- The job will go faster if you have made all your selections.
- Allow extra time for custom made items that are built off-site, such as granite counters and custom cabinetry.
- Remodeling always takes longer than expected… so expect it!
8. Ask: Do you carry insurance and liability and how is my project (home) and your labor insured? What is my exposure during the project?
- I would not allow a remodeler without general liability insurance to set foot in my home. Remodeling does involve risks including fire, water damage, and injuries.
- Ask your contractor for a “certificate of insurance” with your name listed at the “loss payee” at the bottom, and (this is important) ask that it come by regular mail directly from the insurance carrier. Some contractors will “fake” the forms so it appears you have coverage when you don’t.

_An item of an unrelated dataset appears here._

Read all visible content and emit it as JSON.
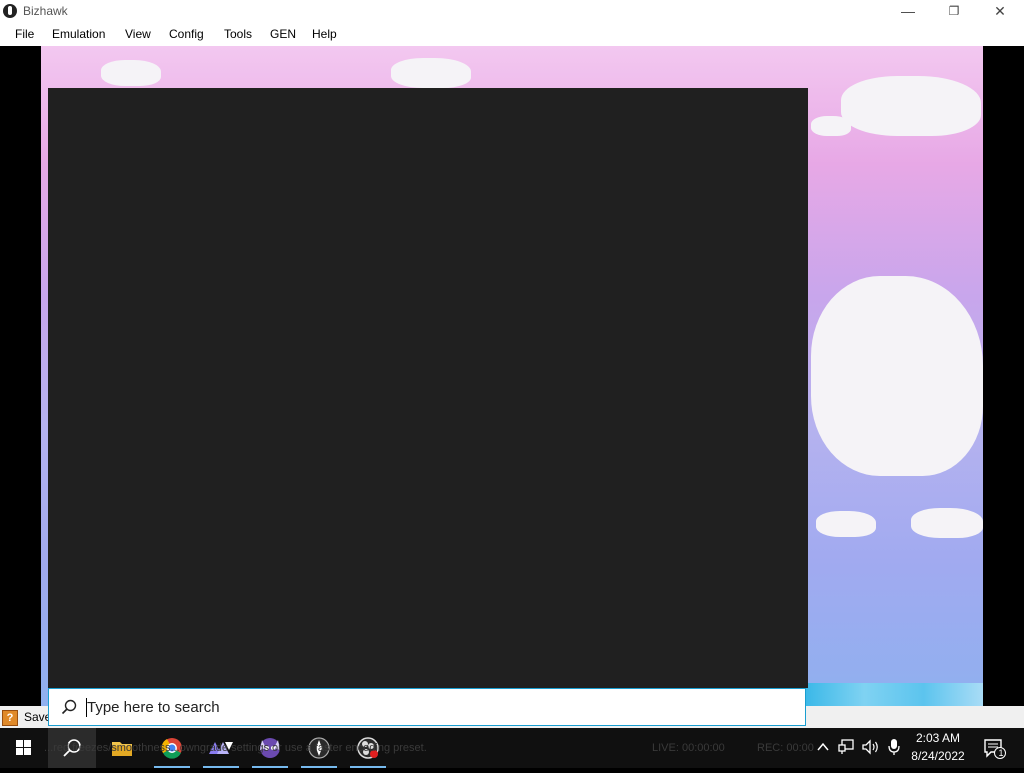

- Professional remodeling contractors carry $1 Million in insurance coverage or more. If the amount is less than that, be suspicious
9. Who will be in charge of supervising the job?
- How a project is supervised is a critical key to how frustrating the process will be for you.
- On typical projects, professional remodeling companies will have a “project manager,” foreman, or lead carpenter – one person assigned who regularly visits the job to supervise and schedule the work and make sure things are being done properly.
- On very larger projects that will go on for more than 6 months, ask for (and expect to pay for) a full-time on-site superintendent to coordinate the work flow.
- Good communication is key! Weekly meetings, or at least weekly conference calls should be scheduled and attended by both spouses and the Project Manager to discuss the schedule, your respective duties, resolve any problems, etc.
10. How long is the remodeling company’s work guaranteed?
- Texas State law no longer proscribes the length of a remodeler’s or builder’s warranties so remodeler’s offer their own custom warranties.
- Your contract should spell out the warranty terms, which currently are typically 1 year, labor and materials. If you see a vague warranty or one for less than one year, ask for it to be corrected and insist on at least 1 year.